The Waltzing Matilda

January 20, 1943

As everyone welcomes 2020, many often remember the past to see how far life has evolved. Thus, for the first article of the New Year, I thought it best to discuss the history of the brave men that served in the 90th Bombardment Group during World War II. The bombardiers of “The Best Damned Heavy Bomb Group in the World” remind us of the price some pay so that others may examine the past to create a better future.

On January 20, 1943, First Lieutenant James A. McMurria and the crew of the Waltzing Matilda (B-24 Liberator) conducted a reconnaissance mission over the north coast of Papua New Guinea. As McMurria reduced the plane’s altitude to get a better view of Wewak harbor, the men from the 321st Bombardment Squadron spotted twenty-seven Japanese Zeros, two naval transports, and three destroyers. After reporting the intelligence, all radio signals from the Waltzing Matilda ceased. Many assumed the worst—that the Japanese shot down the B-24 after its crew discovered their location. Nevertheless, personnel from the 319th, 321st, and 400th Bombardment Squadrons conducted multiple search and rescue missions. While the volunteers downed over twelve enemy fighter aircraft during their searches, none of the crews located the missing Liberator. 

Unknown to the rest of the 90th Bombardment Group, McMurria and eight other crew members survived a one hour dog fight against twenty-seven Japanese Zeros before the Waltzing Matilda crashed into the water near Wewak. After floating ashore, the stranded Airmen sought refuge with a group of natives. For more than a month, the crew traversed the outlying islands in their endeavor to make it to mainland Papua New Guinea. Ultimately, a group of Japanese soldiers captured the men shortly after they landed ashore the Sepik River.

Lt. McMurria’s account of the affair provides vivid details about the life of a Japanese Prisoner of War during World War II. Once the Japanese soldiers captured the men, “they were hung on bamboo poles . . . and hauled back to the . . . canoe. . . . Taken to Wewak, the fliers were interned in a well-like hole, where food and water was periodically lowered to them in a bucket.” After being tortured for ten days in Wewak, the soldiers transported the airmen to the Tunnel Hill Prison Camp in Rabaul, where the Waltzing Matilda crew joined seventy other American and Australian prisoners. In Rabaul, POWs “were placed in . . . 10 x 14 foot downtown cell[s]” with thirteen other men. The Japanese subjected the prisoners to a variety of torments, ranging from “water treatment” to “human guinea pigs.” Of the seventy prisoners present at the Tunnel Hill Prison Camp in June 1943 when McMurria and his crew arrived, only six survived their time as Prisoners of War.

After losing forty-three percent of his body weight and experiencing the cruelest atrocities imaginable, the Japanese released the ninety-three pound Lieutenant in September 1945. Despite being surrounded by constant death, he remained resilient throughout his imprisonment.
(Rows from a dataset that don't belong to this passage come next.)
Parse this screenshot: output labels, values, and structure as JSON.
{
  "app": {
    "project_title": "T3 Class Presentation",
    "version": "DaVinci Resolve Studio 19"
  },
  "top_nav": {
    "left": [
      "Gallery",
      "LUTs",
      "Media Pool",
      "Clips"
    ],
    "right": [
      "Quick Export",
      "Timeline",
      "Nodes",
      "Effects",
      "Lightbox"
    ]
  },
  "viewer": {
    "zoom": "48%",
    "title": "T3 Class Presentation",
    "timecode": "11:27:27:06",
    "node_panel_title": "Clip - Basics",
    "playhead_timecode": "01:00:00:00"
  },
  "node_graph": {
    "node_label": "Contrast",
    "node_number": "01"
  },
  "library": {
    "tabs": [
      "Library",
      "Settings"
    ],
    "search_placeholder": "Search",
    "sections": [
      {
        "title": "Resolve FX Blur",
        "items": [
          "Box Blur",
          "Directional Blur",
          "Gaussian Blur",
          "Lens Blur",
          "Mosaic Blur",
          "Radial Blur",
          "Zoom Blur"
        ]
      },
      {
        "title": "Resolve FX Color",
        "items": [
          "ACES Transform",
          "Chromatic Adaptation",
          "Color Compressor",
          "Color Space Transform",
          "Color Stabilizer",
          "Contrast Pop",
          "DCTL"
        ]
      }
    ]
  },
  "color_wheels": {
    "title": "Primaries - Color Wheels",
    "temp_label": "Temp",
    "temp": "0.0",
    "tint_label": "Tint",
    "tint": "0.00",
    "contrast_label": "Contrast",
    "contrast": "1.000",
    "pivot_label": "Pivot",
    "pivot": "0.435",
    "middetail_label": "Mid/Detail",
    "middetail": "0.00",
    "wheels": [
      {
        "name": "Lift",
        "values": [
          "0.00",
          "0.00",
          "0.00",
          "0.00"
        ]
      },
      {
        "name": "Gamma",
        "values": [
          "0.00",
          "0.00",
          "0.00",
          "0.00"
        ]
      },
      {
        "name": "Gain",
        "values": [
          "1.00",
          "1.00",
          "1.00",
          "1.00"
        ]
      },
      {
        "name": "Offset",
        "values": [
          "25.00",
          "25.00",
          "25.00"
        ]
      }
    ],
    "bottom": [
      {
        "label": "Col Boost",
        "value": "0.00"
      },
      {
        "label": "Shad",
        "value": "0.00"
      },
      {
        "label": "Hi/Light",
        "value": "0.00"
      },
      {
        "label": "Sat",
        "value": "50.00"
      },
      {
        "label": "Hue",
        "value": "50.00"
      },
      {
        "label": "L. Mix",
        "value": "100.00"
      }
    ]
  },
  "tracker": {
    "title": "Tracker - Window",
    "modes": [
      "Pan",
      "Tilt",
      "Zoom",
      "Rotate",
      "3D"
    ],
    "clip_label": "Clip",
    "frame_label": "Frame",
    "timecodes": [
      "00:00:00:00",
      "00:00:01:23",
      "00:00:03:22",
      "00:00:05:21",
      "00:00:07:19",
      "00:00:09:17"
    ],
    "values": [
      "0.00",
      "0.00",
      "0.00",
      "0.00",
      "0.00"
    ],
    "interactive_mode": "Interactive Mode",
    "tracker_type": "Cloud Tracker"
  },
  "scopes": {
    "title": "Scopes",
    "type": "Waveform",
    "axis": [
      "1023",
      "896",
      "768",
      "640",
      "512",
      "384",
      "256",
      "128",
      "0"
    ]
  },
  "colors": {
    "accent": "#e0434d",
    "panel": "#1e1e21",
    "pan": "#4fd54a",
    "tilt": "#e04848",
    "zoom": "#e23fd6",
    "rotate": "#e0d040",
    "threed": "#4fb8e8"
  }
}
As he watched American B-24 Liberators, A-20 Havocs, and P-38 Lightnings fly over Rabaul, he constantly reminded the prison guards that his countrymen were coming to not only save him, but to also end the war. Undoubtedly, his story provides a glimpse into the history of the 90th Bombardment Group, World War II and the legacy that the Airmen at the 90th Missile Wing continue to uphold today. 

(This story is a result of Lt. McMurria’s first-hand account of his time at the Tunnel Hill Prison Camp, as well as research conducted by John S. Alcorn, which is thoroughly detailed in his book The Jolly Rogers: History of the 90th Bomb Group During World War II.)